Thursday, December 31, 2015

Visible Evidence CFP: Sound Design in the Feature Documentary

I am pulling together a panel on sound design for Visible Evidence XXIII, to take place in Bozeman, MT , August 11-14, 2016. I encourage anyone interested to let me know!

Panel Proposal/Call for Papers

Sound Design in the Feature Documentary

One of the focus themes for the 2016 Visible Evidence Conference is “Sonic Frontiers,” acknowledging the increasing (and long overdue) critical attention to documentary sound. In this move, documentary studies is responding to sonic experiments in contemporary documentary. By substituting source sound with electronic scoring (Rebecca Baron) or foley sound (Loznitsa, Ujica, Voignier, and Mansky), and by exploring the aesthetics of silence, contemporary nonfiction filmmakers challenge the notion of sound as a transparent conduit of information. Similarly, the boom in scholarship on the essay film has underscored the importance of the sound track as a crucial aesthetic and intellectual component of the nonfiction film.
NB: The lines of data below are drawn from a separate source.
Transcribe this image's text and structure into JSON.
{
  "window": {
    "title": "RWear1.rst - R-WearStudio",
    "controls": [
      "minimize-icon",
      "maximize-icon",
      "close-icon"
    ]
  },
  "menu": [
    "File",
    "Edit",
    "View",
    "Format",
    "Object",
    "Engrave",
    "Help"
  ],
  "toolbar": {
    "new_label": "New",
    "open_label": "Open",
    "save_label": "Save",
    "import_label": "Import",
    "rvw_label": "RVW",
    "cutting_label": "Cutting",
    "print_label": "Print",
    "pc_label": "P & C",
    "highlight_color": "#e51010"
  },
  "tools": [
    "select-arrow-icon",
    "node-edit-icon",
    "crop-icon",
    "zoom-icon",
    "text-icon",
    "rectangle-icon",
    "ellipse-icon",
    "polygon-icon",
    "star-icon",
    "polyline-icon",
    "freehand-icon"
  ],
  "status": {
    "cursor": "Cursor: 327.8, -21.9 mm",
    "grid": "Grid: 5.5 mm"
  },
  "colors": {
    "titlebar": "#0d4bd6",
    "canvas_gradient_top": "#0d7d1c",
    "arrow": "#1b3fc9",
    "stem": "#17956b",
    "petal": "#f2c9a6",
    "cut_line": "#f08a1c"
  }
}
As important as essay films and more experimental documentary soundtracks are, though, the critical attention on anti-realist practice obscures a parallel revolution in sound design among more mainstream documentaries. Enabled by affordable digital technologies and inspired by developments in fiction film sound, feature documentaries are developing richer soundtracks. 

This proposed panel will explore the sonic aesthetics of contemporary documentary. Theoretical papers, close readings, or historical case studies are welcome on any aspect of sound practice, including recording, sound mixing, and foley sound. While the panel will be open to a range of canonical and noncanonical documentary—from theatrical feature to public broadcast television to the creative documentary—the emphasis will be on documentary in its less experimental, more hegemonic forms.
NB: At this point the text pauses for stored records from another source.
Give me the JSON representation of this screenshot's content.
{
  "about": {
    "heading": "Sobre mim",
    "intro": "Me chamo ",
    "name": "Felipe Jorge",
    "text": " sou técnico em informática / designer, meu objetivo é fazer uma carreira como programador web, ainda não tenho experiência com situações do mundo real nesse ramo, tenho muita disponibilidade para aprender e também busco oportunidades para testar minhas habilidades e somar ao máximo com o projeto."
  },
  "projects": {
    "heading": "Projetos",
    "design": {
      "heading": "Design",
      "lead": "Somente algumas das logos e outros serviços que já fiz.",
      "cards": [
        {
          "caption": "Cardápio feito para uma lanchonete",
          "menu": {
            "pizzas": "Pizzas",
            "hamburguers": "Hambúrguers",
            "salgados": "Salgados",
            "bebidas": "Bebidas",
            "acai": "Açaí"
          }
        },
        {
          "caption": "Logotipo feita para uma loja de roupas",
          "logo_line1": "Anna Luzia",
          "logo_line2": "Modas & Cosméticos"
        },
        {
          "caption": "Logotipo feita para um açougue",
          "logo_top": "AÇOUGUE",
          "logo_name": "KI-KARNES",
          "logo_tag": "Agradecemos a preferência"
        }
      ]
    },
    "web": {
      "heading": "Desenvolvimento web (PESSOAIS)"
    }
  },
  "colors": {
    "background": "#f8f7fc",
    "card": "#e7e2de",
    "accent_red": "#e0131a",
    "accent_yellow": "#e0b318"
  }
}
Conference submission deadline is Jan 15. Please email me by Jan. 10 if you are interested in participating:

Monday, December 21, 2015

CFP: Rethinking Popular Documentary (anthology)
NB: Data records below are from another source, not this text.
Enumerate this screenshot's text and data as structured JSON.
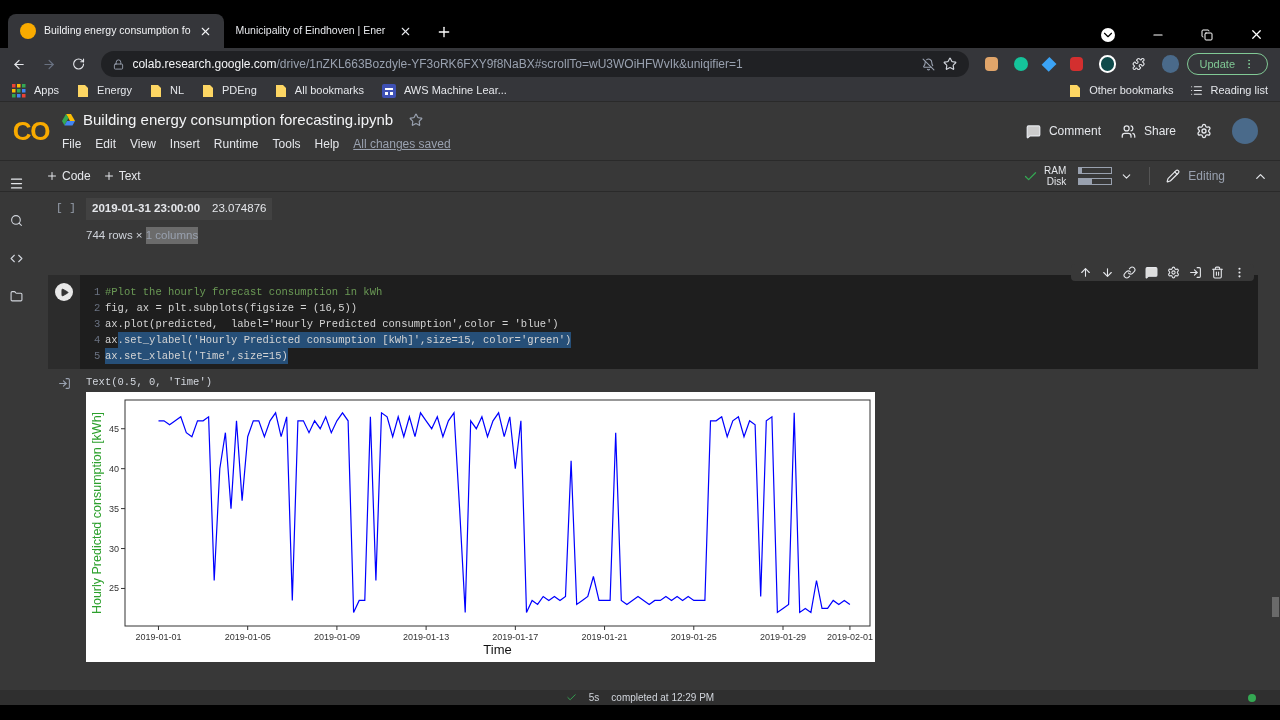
{
  "browser": {
    "tabs": [
      {
        "title": "Building energy consumption fo",
        "selected": true
      },
      {
        "title": "Municipality of Eindhoven | Ener",
        "selected": false
      }
    ],
    "address": {
      "host": "colab.research.google.com",
      "path": "/drive/1nZKL663Bozdyle-YF3oRK6FXY9f8NaBX#scrollTo=wU3WOiHFWvIk&uniqifier=1"
    },
    "update_button": "Update",
    "bookmarks": [
      {
        "label": "Apps",
        "kind": "apps"
      },
      {
        "label": "Energy",
        "kind": "folder"
      },
      {
        "label": "NL",
        "kind": "folder"
      },
      {
        "label": "PDEng",
        "kind": "folder"
      },
      {
        "label": "All bookmarks",
        "kind": "folder"
      },
      {
        "label": "AWS Machine Lear...",
        "kind": "page"
      }
    ],
    "other_bookmarks": "Other bookmarks",
    "reading_list": "Reading list"
  },
  "notebook": {
    "logo": "CO",
    "title": "Building energy consumption forecasting.ipynb",
    "menu": [
      "File",
      "Edit",
      "View",
      "Insert",
      "Runtime",
      "Tools",
      "Help"
    ],
    "save_status": "All changes saved",
    "comment": "Comment",
    "share": "Share"
  },
  "toolbar": {
    "add_code": "Code",
    "add_text": "Text",
    "ram": {
      "label": "RAM",
      "level": 0.1
    },
    "disk": {
      "label": "Disk",
      "level": 0.4
    },
    "mode": "Editing"
  },
  "output_cell": {
    "bracket": "[ ]",
    "row": {
      "index": "2019-01-31 23:00:00",
      "value": "23.074876"
    },
    "summary": [
      {
        "text": "744 rows × ",
        "selected": false
      },
      {
        "text": "1 columns",
        "selected": true
      }
    ]
  },
  "code_cell": {
    "lines": [
      {
        "number": "1",
        "kind": "comment",
        "segments": [
          {
            "text": "#Plot the hourly forecast consumption in kWh",
            "selected": false
          }
        ]
      },
      {
        "number": "2",
        "kind": "code",
        "segments": [
          {
            "text": "fig, ax = plt.subplots(figsize = (16,5))",
            "selected": false
          }
        ]
      },
      {
        "number": "3",
        "kind": "code",
        "segments": [
          {
            "text": "ax.plot(predicted,  label='Hourly Predicted consumption',color = 'blue')",
            "selected": false
          }
        ]
      },
      {
        "number": "4",
        "kind": "code",
        "segments": [
          {
            "text": "ax",
            "selected": false
          },
          {
            "text": ".set_ylabel('Hourly Predicted consumption [kWh]',size=15, color='green')",
            "selected": true
          }
        ]
      },
      {
        "number": "5",
        "kind": "code",
        "segments": [
          {
            "text": "ax.set_xlabel('Time',size=15)",
            "selected": true
          }
        ]
      }
    ],
    "output_text": "Text(0.5, 0, 'Time')",
    "chart_data": {
      "type": "line",
      "xlabel": "Time",
      "ylabel": "Hourly Predicted consumption [kWh]",
      "ylim": [
        20.3,
        48.6
      ],
      "categories": [
        "2019-01-01",
        null,
        null,
        null,
        null,
        null,
        null,
        null,
        null,
        null,
        null,
        null,
        null,
        null,
        null,
        null,
        "2019-01-05",
        null,
        null,
        null,
        null,
        null,
        null,
        null,
        null,
        null,
        null,
        null,
        null,
        null,
        null,
        null,
        "2019-01-09",
        null,
        null,
        null,
        null,
        null,
        null,
        null,
        null,
        null,
        null,
        null,
        null,
        null,
        null,
        null,
        "2019-01-13",
        null,
        null,
        null,
        null,
        null,
        null,
        null,
        null,
        null,
        null,
        null,
        null,
        null,
        null,
        null,
        "2019-01-17",
        null,
        null,
        null,
        null,
        null,
        null,
        null,
        null,
        null,
        null,
        null,
        null,
        null,
        null,
        null,
        "2019-01-21",
        null,
        null,
        null,
        null,
        null,
        null,
        null,
        null,
        null,
        null,
        null,
        null,
        null,
        null,
        null,
        "2019-01-25",
        null,
        null,
        null,
        null,
        null,
        null,
        null,
        null,
        null,
        null,
        null,
        null,
        null,
        null,
        null,
        "2019-01-29",
        null,
        null,
        null,
        null,
        null,
        null,
        null,
        null,
        null,
        null,
        null,
        "2019-02-01"
      ],
      "yticks": [
        25,
        30,
        35,
        40,
        45
      ],
      "series": [
        {
          "color": "#0000ff",
          "values": [
            46,
            46,
            45.5,
            46,
            46.5,
            44.5,
            44,
            46,
            46,
            46.5,
            26,
            40,
            44.5,
            35,
            46,
            36,
            44,
            46,
            46,
            44,
            46,
            47,
            44,
            46.5,
            23.5,
            46,
            46,
            44.5,
            46,
            45,
            46.5,
            44.5,
            46,
            47,
            46,
            22,
            23.5,
            23.5,
            46.5,
            26,
            47,
            46.5,
            44,
            46.5,
            44,
            46.5,
            44,
            47,
            46,
            45,
            46.5,
            44,
            46,
            47,
            35,
            22,
            46,
            45,
            46.5,
            44,
            46,
            47,
            44,
            46.5,
            40,
            46,
            22,
            23.5,
            23,
            24,
            23.5,
            24,
            23.5,
            24,
            41,
            23,
            23.5,
            24,
            26.5,
            23.5,
            23.5,
            23.5,
            44.5,
            23.5,
            23,
            23.5,
            24,
            23.5,
            23,
            23.5,
            23.5,
            24,
            23.5,
            24,
            23.5,
            24,
            23.5,
            23.5,
            23.5,
            46,
            46,
            46.5,
            44,
            46,
            46.5,
            44,
            46,
            45.5,
            24,
            46,
            46.5,
            22,
            22.5,
            23,
            47,
            22,
            22.5,
            22,
            26,
            22.5,
            22.5,
            23.5,
            23,
            23.5,
            23
          ]
        }
      ]
    }
  },
  "status": {
    "duration": "5s",
    "text": "completed at 12:29 PM"
  }
}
Rethinking Popular Documentary

The renewal of documentary over the past two decades has taken place across significant social, environmental, cultural, technological and geopolitical climate changes.  More than ever, in a time of proliferating voices, documentary may be said to function as a global commodity, its distribution enabled by the rise of digital and video technologies, the dramatic increase in “specialty” cable channel programming (Discovery/History/Biography Channel, Animal Planet, etc.), social media and, of course, the Internet.  Apart from a few notable exceptions, critical attention to “popular” documentary is relatively underdeveloped in the burgeoning field of documentary studies.  When media studies, film studies and cultural studies have expanded their objects of analyses so widely and productively, why have documentary studies scholars tended to ignore popular documentary in favor of films that are (arguably) more formally innovative, ideologically/politically complex and/or intellectually engaging? Does this lacuna relate to the relative lack of coordinated attention to spectatorial pleasure and reception in documentary film scholarship?  What does the florescence of certain popular subject areas or subgenres in documentary (e.g. wildlife, “charismatic mega-fauna”, food, water, oil and other ecodocumentaries) tell us about contemporary culture? How does the explosion of popular documentary trouble or enliven existing theories and critical methodologies for understanding and evaluating documentary?

Possible topics might include:

  • The relationship between documentary and entertainment
  • Popular documentary and/as genre
  • Interrogation of the popular in documentary
  • Popular documentary and popular music, or the documentary soundtrack
  • Social media, networked distribution, and/or web docs
  • The convergence of popular documentary and fiction techniques
  • Popular documentary and emotion (or affect)
  • Humor, irony or satire in popular documentary
  • Witness and intervention in popular documentary
  • Performativity, performance and/or reenactment
  • The documentary auteur and cult of personality
  • Popular documentary and the docu film festival circuit
  • Made-for-television documentaries: formats, constraints, ideologies
  • Netflix and other digital documentary databases
  • Neoliberalism and popular “committed” documentary
  • Popular documentary and the public sphere
  • New technology, delivery and production systems and their relationship to popular documentary
Please submit proposals to by February 1, 2016. Submissions should consist of an abstract (350-500 words), a bibliography (4-6 sources) and brief bio (100 words). If accepted, we will then request a 7,000-8,000 word essay.  Date: TBA.